Q: What habits should we create and maintain to continue our lean muscle build once we leave the studio?

DB: The best thing you can do off the bike is eat a clean, balanced diet and drink a TON of water. Fuel your body with protein, veggies, and some fruit, as well as some smartly selected grains/carbs on our very intense workout days (e.g. brown rice or sweet potatoes). And, obviously, eat lots of kale to get Kira’s Kale Abs… 😉

FS: Refueling with the right combination of lean protein and carbohydrates post-workout is critical to building muscle. I teach Barre Ride in the morning, so my regular breakfast is usually egg whites, fruit and oatmeal. Eat protein throughout the entire day because your body is constantly rebuilding muscle. Finally, stretch and strength-train outside of the studio!

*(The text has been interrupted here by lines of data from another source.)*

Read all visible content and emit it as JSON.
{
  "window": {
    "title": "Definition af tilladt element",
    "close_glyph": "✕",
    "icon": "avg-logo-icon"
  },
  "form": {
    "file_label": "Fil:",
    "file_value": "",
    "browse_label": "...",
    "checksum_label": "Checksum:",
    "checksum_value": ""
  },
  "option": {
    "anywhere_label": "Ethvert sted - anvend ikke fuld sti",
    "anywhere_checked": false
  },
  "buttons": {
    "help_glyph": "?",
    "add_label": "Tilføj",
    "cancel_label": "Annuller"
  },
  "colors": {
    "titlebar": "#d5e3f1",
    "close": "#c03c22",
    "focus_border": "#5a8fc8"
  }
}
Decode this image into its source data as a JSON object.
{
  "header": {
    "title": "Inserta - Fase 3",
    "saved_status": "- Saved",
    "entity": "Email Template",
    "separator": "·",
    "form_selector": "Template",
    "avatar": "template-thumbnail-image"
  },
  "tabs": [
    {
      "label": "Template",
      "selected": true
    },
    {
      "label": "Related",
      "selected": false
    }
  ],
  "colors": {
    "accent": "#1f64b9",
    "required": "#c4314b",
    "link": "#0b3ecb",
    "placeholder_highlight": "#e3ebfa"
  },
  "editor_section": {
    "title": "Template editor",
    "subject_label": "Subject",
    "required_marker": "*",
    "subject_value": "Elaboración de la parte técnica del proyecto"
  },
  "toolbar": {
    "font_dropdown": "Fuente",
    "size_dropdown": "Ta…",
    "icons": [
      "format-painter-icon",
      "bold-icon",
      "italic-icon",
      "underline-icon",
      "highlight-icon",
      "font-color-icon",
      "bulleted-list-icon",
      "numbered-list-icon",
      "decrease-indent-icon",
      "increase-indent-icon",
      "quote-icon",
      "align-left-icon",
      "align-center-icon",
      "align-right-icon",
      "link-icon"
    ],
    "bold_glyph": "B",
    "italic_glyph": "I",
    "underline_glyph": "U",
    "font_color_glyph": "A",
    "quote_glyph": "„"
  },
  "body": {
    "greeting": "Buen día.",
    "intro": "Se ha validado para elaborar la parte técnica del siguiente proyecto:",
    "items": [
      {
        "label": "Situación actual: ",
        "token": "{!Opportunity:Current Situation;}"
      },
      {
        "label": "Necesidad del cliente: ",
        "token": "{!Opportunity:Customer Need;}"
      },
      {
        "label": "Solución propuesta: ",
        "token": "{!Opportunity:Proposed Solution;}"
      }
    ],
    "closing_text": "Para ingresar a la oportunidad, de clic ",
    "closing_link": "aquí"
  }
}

For more fitness and cycling tips, follow Dorothy and Francina on Twitter and like them on Facebook: Dorothy B Fit and Cycling with Francina.

Ready for a Barre Ride? Reserve your bike now and then mark your calendars for April 18: Dorothy’s teaching a special Beach Booty Barre Ride to get Riders ready for summer!

The Instructors Have Their Eyes On You

Revolve instructors may seem completely focused during classes on warming you up, motivating you, challenging you, and cueing you for sprints and hills. Don’t be fooled, though. That doesn’t mean they don’t keep an eye on your form and technique.  They can see you from the instructor podium – even you at the way back on bike 37. Here are some tips from instructor Grant Hill to keep in mind, because we always want to be improving. Monotony is boring and will hold you back, in life AND in exercise.
Revolve instructors may seem completely focused during classes on warming you up, motivating you, challenging you, and cueing you for sprints and hills. Don’t be fooled, though. That doesn’t mean they don’t keep an eye on your form and technique.  They can see you from the instructor podium – even you at the way back on bike 37. Here are some tips from instructor Grant Hill to keep in mind, because we always want to be improving. Monotony is boring and will hold you back, in life AND in exercise.
ImageRevolve instructors may seem completely focused during classes on warming you up, motivating you, challenging you, and cueing you for sprints and hills. Don’t be fooled, though. That doesn’t mean they don’t keep an eye on your form and technique.  They can see you from the instructor podium – even you at the way back on bike 37. Here are some tips from instructor Grant Hill to keep in mind, because we always want to be improving. Monotony is boring and will hold you back, in life AND in exercise.